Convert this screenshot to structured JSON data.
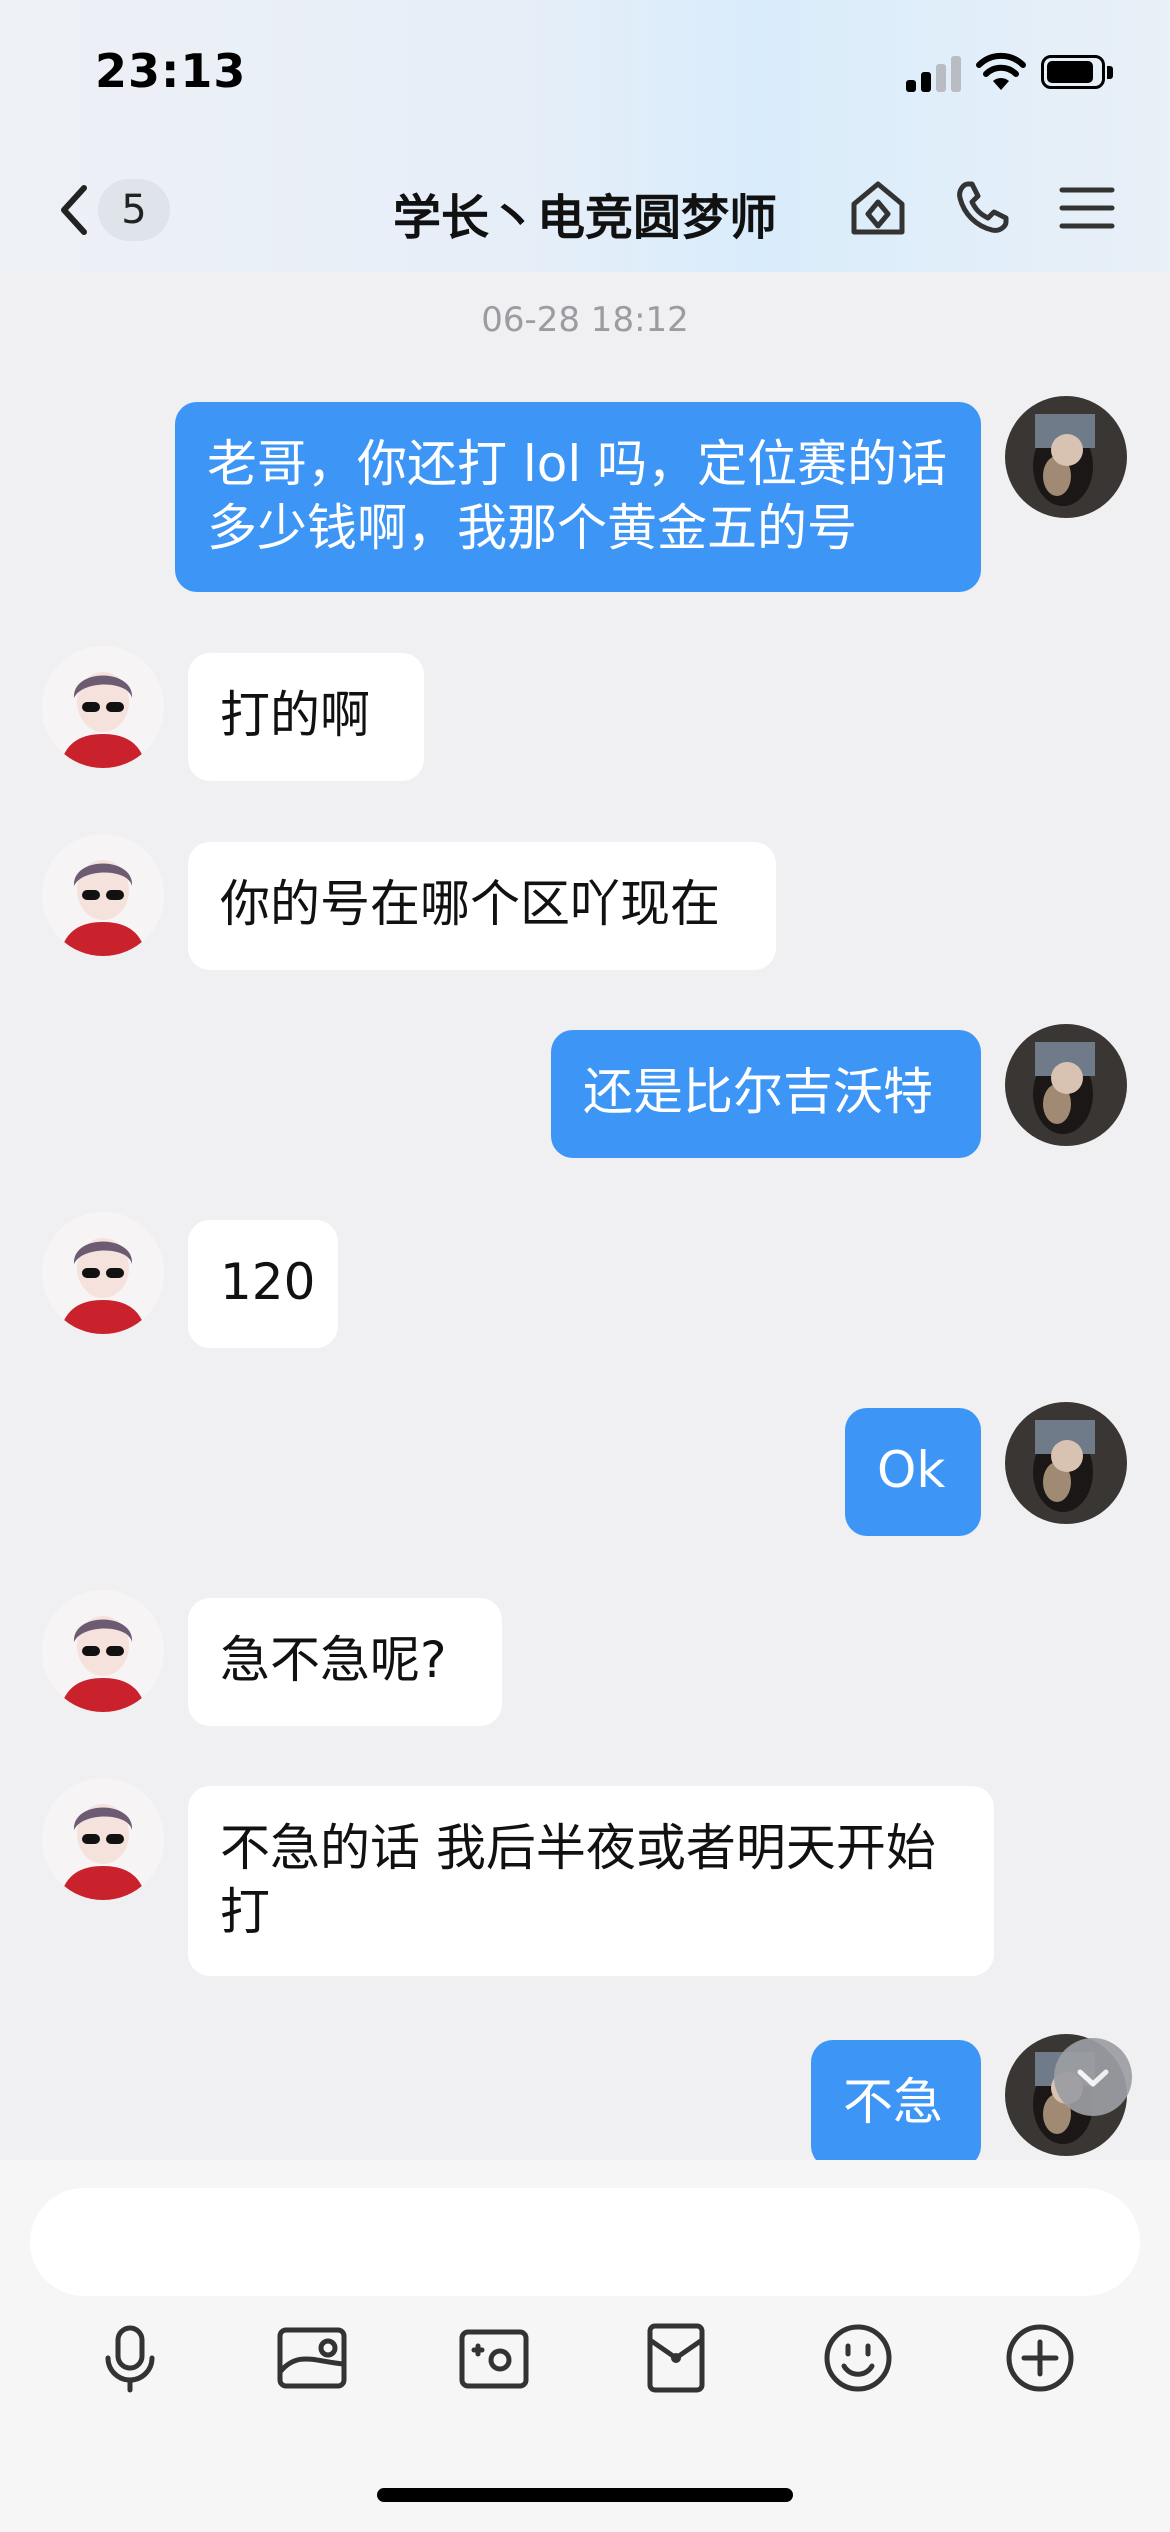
{
  "status": {
    "time": "23:13"
  },
  "nav": {
    "back_badge": "5",
    "title": "学长丶电竞圆梦师"
  },
  "chat": {
    "timestamp": "06-28 18:12",
    "messages": [
      {
        "side": "out",
        "text": "老哥，你还打 lol 吗，定位赛的话\n多少钱啊，我那个黄金五的号"
      },
      {
        "side": "in",
        "text": "打的啊"
      },
      {
        "side": "in",
        "text": "你的号在哪个区吖现在"
      },
      {
        "side": "out",
        "text": "还是比尔吉沃特"
      },
      {
        "side": "in",
        "text": "120"
      },
      {
        "side": "out",
        "text": "Ok"
      },
      {
        "side": "in",
        "text": "急不急呢?"
      },
      {
        "side": "in",
        "text": "不急的话 我后半夜或者明天开始\n打"
      },
      {
        "side": "out",
        "text": "不急"
      }
    ]
  },
  "input": {
    "placeholder": ""
  },
  "toolbar": {
    "icons": [
      "microphone-icon",
      "image-icon",
      "camera-icon",
      "red-envelope-icon",
      "emoji-icon",
      "plus-icon"
    ]
  },
  "colors": {
    "outgoing_bubble": "#3d95f6",
    "incoming_bubble": "#ffffff",
    "background": "#f0f0f2"
  }
}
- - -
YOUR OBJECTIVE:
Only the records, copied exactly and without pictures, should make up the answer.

OUTPUT FOR THIS TASK:
Convert this screenshot to structured JSON data.
{
  "status": {
    "time": "23:13"
  },
  "nav": {
    "back_badge": "5",
    "title": "学长丶电竞圆梦师"
  },
  "chat": {
    "timestamp": "06-28 18:12",
    "messages": [
      {
        "side": "out",
        "text": "老哥，你还打 lol 吗，定位赛的话\n多少钱啊，我那个黄金五的号"
      },
      {
        "side": "in",
        "text": "打的啊"
      },
      {
        "side": "in",
        "text": "你的号在哪个区吖现在"
      },
      {
        "side": "out",
        "text": "还是比尔吉沃特"
      },
      {
        "side": "in",
        "text": "120"
      },
      {
        "side": "out",
        "text": "Ok"
      },
      {
        "side": "in",
        "text": "急不急呢?"
      },
      {
        "side": "in",
        "text": "不急的话 我后半夜或者明天开始\n打"
      },
      {
        "side": "out",
        "text": "不急"
      }
    ]
  },
  "input": {
    "placeholder": ""
  },
  "toolbar": {
    "icons": [
      "microphone-icon",
      "image-icon",
      "camera-icon",
      "red-envelope-icon",
      "emoji-icon",
      "plus-icon"
    ]
  },
  "colors": {
    "outgoing_bubble": "#3d95f6",
    "incoming_bubble": "#ffffff",
    "background": "#f0f0f2"
  }
}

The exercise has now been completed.